Huntress has not seen the data referenced in the Twitter post, and has no information on whether or not the attacker who claimed to have it has used it or shared it with others. Vendors and channel pros with Axial accounts, the company says, should reset passwords, implement multifactor authentication, and take other precautions just the same.
“Do your tried-and-true security basics,” Hammond advises.
According to Hammond, the GlobalMeet and vFairs vulnerabilities underscore the need for virtual conference vendors to make security as important a priority as functionality by assigning a full-time, permanent team to platform integrity.
“Make that their whole job forever,” he says. “They’re always testing. They’re always doing that QA quality assurance, but for security.”
Companies that stage virtual events on platforms like GlobalMeet and vFairs must take security more seriously as well, Hammond adds, by asking about security policies when evaluating platforms and requesting audit results.

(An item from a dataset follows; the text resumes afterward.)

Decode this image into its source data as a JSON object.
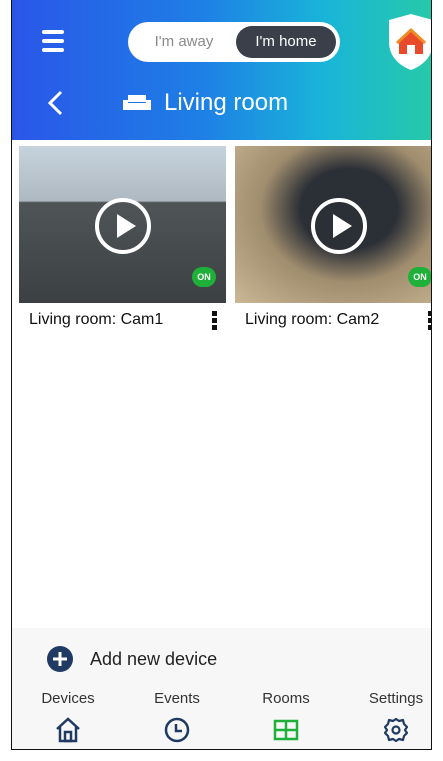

“We can’t always blindly trust this potential solution or potential product that could give us what we want in the moment,” he says.
What virtual event attendees should do going forward to protect themselves from platform vulnerabilities, Huntress concedes, is less clear.

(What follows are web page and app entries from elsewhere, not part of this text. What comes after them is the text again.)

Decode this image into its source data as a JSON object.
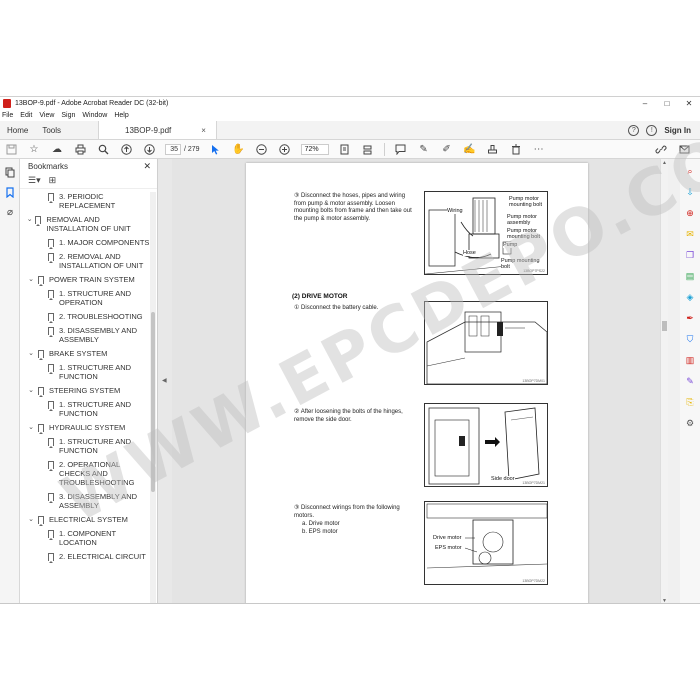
{
  "window": {
    "title": "13BOP-9.pdf - Adobe Acrobat Reader DC (32-bit)"
  },
  "window_controls": {
    "minimize": "–",
    "maximize": "□",
    "close": "✕"
  },
  "menu": [
    "File",
    "Edit",
    "View",
    "Sign",
    "Window",
    "Help"
  ],
  "tabs": {
    "home": "Home",
    "tools": "Tools",
    "document": "13BOP-9.pdf",
    "close": "×",
    "sign_in": "Sign In"
  },
  "toolbar": {
    "page_current": "35",
    "page_total": "/ 279",
    "zoom": "72%"
  },
  "bookmarks": {
    "title": "Bookmarks",
    "items": [
      {
        "level": 2,
        "label": "3. PERIODIC REPLACEMENT"
      },
      {
        "level": 1,
        "label": "REMOVAL AND INSTALLATION OF UNIT"
      },
      {
        "level": 2,
        "label": "1. MAJOR COMPONENTS"
      },
      {
        "level": 2,
        "label": "2. REMOVAL AND INSTALLATION OF UNIT"
      },
      {
        "level": 1,
        "label": "POWER TRAIN SYSTEM"
      },
      {
        "level": 2,
        "label": "1. STRUCTURE AND OPERATION"
      },
      {
        "level": 2,
        "label": "2. TROUBLESHOOTING"
      },
      {
        "level": 2,
        "label": "3. DISASSEMBLY AND ASSEMBLY"
      },
      {
        "level": 1,
        "label": "BRAKE SYSTEM"
      },
      {
        "level": 2,
        "label": "1. STRUCTURE AND FUNCTION"
      },
      {
        "level": 1,
        "label": "STEERING SYSTEM"
      },
      {
        "level": 2,
        "label": "1. STRUCTURE AND FUNCTION"
      },
      {
        "level": 1,
        "label": "HYDRAULIC SYSTEM"
      },
      {
        "level": 2,
        "label": "1. STRUCTURE AND FUNCTION"
      },
      {
        "level": 2,
        "label": "2. OPERATIONAL CHECKS AND TROUBLESHOOTING"
      },
      {
        "level": 2,
        "label": "3. DISASSEMBLY AND ASSEMBLY"
      },
      {
        "level": 1,
        "label": "ELECTRICAL SYSTEM"
      },
      {
        "level": 2,
        "label": "1. COMPONENT LOCATION"
      },
      {
        "level": 2,
        "label": "2. ELECTRICAL CIRCUIT"
      }
    ]
  },
  "document": {
    "step1": "③ Disconnect the hoses, pipes and wiring from pump & motor assembly. Loosen mounting bolts from frame and then take out the pump & motor assembly.",
    "fig1": {
      "wiring": "Wiring",
      "pump_motor_bolt": "Pump motor mounting bolt",
      "pump_motor_assembly": "Pump motor assembly",
      "pump_motor_bolt2": "Pump motor mounting bolt",
      "pump": "Pump",
      "hose": "Hose",
      "pump_mounting_bolt": "Pump mounting bolt"
    },
    "section": "(2) DRIVE MOTOR",
    "step2": "① Disconnect the battery cable.",
    "step3": "② After loosening the bolts of the hinges, remove the side door.",
    "fig3": {
      "side_door": "Side door"
    },
    "step4_a": "③ Disconnect wirings from the following motors.",
    "step4_b": "a. Drive motor",
    "step4_c": "b. EPS motor",
    "fig4": {
      "drive_motor": "Drive motor",
      "eps_motor": "EPS motor"
    }
  },
  "watermark": "WWW.EPCDEPO.COM"
}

“It’s a tough problem to solve,” says Hammond, noting that since the arrival of COVID-19 last year, virtual events have been essential tools for communication, collaboration, and community-building.
“That’s how we socialize, and there’s value in that,” he says. Using disposable, temporary email addresses and “sock puppet” accounts when registering for virtual conferences isn’t viable either, adds Hammond, who calls vigilance the best available option at present for most channel pros.
“I would encourage them to stay in the know,” he says.